Mindfulness meditation is clinically proven to activate the PNS and while the exact mechanism is still being researched, it may be related to the cessation of thought patterns that perpetuate the slow drip of stress hormones mentioned above.
We’re all human, and we all react badly to workplace stress at times, even if we practice mindfulness. However, the more we practice the more resilient we become. This is in part because mindfulness meditation literally rewires our brains.
Meditators have a thicker insula and prefrontal cortex, brain areas responsible for complex cognition and emotional regulation. The tangible signs of this are truly extraordinary: increased concentration and creativity, an improved immune system, enhanced creativity and considerably more resilience and happiness.

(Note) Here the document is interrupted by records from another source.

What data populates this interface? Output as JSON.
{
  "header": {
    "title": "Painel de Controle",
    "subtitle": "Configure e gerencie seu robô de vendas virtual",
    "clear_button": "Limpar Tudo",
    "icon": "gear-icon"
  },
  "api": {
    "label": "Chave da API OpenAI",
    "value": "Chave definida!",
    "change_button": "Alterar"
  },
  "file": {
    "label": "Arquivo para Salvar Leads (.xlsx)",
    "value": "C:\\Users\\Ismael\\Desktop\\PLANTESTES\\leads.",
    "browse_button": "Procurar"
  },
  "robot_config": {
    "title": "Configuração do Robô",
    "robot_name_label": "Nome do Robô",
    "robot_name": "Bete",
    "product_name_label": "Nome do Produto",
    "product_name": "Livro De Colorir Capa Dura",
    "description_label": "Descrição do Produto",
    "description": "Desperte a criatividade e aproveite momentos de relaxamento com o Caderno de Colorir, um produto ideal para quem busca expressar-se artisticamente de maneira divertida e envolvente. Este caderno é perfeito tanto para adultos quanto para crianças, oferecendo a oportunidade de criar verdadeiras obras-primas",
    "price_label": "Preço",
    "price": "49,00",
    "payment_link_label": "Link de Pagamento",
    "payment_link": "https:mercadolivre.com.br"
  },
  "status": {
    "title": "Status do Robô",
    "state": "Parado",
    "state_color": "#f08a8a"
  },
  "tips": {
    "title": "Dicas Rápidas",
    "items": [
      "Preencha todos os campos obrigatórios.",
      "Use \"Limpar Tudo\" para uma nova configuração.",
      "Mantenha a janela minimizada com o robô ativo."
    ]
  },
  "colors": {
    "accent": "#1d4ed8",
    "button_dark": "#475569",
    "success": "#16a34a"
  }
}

This inevitably leads to reduced absenteeism, improvements in interpersonal relationships and higher productivity.
The implications of this are far-reaching for the HR profession, and not just because of the positive results organisations offering mindfulness programs are enjoying all over the world.
The reason mindfulness meditation is so exciting is that it provides your employees with a skill that allows them to take personal responsibility for their own wellbeing, whether at home or at work.
For an employee to experience the full benefits of mindfulness there are three things HR needs to do. First, convince employees of the benefits, ideally working together with a mindfulness instructor. Second, commit to setting up a regular mindfulness program or organising an intensive. Lastly, work with mindfulness instructors who understand your business and the challenges unique to your employees.
While mindfulness does require practice and discipline, the basics can be taught very quickly and techniques can be imparted in half and hour that anyone can use to activate the PNS in as little as three minutes.
Considering this, it’s no surprise that mindfulness is fast becoming an invaluable tool for HR professionals who are dedicated to tackling the root causes of stress rather than simply dealing with its symptoms.